Task details: Which of the lines below include "JSON"? Each one should be copied out.

Data under study:
• • • • •

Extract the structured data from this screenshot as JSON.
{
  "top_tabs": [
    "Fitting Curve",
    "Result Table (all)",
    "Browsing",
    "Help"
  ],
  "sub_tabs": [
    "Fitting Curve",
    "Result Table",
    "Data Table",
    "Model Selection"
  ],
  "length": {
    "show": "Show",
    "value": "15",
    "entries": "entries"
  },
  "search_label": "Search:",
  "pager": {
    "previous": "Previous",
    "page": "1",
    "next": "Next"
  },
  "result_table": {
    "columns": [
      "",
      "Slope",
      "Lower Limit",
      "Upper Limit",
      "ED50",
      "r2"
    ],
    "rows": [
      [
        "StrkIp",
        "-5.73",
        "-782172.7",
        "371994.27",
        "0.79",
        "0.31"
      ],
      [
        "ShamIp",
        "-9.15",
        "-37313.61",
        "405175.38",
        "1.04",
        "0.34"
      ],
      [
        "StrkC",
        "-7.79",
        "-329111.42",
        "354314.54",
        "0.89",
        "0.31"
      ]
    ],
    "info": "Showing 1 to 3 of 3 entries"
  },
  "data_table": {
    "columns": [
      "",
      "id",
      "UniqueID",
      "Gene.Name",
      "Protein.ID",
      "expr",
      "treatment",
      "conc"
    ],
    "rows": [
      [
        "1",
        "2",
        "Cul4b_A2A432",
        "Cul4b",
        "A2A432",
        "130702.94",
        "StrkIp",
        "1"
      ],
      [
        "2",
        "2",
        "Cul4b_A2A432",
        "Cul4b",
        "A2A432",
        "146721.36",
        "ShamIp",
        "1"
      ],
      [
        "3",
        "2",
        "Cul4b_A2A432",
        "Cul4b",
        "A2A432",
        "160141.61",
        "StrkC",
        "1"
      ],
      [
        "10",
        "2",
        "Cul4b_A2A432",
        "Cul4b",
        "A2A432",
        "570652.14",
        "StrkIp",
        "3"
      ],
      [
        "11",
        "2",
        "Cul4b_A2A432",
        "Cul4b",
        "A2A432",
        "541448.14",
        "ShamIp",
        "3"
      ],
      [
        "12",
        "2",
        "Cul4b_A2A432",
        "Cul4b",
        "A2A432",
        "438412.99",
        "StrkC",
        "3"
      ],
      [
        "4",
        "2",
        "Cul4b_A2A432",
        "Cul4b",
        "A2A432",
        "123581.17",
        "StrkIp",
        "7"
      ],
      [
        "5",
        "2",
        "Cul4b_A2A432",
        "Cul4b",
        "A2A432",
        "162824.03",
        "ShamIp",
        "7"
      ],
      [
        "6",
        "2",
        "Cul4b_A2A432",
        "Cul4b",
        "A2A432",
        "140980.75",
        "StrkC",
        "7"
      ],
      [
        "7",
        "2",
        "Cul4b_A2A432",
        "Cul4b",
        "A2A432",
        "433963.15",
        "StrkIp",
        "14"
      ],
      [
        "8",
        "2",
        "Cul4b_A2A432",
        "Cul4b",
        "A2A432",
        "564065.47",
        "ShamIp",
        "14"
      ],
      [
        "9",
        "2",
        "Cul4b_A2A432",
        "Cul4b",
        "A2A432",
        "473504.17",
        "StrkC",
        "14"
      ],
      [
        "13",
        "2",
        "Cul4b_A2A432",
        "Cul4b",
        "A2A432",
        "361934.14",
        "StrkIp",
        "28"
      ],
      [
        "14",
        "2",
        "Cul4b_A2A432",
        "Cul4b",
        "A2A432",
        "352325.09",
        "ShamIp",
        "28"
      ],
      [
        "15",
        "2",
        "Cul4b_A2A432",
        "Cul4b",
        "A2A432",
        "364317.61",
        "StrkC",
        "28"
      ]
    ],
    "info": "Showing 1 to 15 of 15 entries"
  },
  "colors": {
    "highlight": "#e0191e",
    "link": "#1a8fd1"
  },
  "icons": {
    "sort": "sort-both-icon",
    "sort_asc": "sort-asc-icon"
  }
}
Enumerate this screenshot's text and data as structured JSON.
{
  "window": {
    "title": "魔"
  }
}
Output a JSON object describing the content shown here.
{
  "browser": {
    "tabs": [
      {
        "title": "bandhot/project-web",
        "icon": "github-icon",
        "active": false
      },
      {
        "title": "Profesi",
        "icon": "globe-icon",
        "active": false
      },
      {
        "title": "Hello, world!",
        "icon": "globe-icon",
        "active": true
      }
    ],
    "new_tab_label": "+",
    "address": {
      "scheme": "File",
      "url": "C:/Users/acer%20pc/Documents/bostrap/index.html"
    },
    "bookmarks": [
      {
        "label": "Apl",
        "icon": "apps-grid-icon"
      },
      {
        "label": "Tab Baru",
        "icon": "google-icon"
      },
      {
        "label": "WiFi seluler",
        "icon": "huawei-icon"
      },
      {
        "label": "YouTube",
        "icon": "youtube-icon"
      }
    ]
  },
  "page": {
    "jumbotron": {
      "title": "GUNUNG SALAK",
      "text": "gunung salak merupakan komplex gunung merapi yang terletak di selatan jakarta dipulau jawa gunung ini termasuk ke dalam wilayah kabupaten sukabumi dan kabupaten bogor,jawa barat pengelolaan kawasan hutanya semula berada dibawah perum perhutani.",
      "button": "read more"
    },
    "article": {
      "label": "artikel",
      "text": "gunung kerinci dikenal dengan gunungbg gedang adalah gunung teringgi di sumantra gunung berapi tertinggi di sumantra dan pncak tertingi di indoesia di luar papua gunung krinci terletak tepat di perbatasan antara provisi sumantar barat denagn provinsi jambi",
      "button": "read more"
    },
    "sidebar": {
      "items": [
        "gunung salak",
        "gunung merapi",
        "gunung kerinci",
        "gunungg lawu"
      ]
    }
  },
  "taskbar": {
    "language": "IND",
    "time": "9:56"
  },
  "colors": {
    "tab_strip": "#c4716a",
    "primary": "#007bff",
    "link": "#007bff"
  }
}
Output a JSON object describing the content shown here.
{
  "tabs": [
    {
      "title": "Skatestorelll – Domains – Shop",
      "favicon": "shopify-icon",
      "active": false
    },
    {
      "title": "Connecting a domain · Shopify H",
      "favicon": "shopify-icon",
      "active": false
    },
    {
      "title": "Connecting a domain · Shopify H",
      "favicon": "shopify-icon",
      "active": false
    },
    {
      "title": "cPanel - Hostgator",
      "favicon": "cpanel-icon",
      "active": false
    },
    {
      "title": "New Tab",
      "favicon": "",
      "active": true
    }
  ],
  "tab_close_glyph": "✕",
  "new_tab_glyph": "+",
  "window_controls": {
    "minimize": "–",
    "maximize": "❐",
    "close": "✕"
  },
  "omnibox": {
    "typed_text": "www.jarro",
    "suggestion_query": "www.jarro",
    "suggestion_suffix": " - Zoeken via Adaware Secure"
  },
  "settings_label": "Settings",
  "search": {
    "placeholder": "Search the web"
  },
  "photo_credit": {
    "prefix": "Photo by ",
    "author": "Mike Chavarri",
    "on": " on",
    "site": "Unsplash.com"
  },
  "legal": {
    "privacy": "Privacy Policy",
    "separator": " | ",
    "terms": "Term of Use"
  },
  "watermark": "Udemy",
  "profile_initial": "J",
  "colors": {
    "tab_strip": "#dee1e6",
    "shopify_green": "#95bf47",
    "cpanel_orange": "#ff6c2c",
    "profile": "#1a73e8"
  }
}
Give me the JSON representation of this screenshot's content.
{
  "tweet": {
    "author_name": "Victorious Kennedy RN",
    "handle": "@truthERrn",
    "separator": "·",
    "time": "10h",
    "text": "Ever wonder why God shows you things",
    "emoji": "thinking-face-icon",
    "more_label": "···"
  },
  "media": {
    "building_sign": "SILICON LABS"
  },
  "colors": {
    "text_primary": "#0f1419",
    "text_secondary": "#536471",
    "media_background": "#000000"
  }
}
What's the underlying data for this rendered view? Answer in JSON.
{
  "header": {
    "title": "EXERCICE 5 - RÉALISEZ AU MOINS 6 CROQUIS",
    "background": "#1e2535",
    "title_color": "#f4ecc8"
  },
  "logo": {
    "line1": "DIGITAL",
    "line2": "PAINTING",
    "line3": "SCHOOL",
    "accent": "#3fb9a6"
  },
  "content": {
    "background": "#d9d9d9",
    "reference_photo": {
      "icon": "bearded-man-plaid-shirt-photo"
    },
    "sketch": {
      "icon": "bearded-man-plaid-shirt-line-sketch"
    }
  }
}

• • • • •

Expected output:
Extract the structured data from this screenshot as JSON.
Enumerate this screenshot's text and data as structured JSON.
Output a JSON object describing the content shown here.
Output a JSON object describing the content shown here.
Give me the JSON representation of this screenshot's content.
What's the underlying data for this rendered view? Answer in JSON.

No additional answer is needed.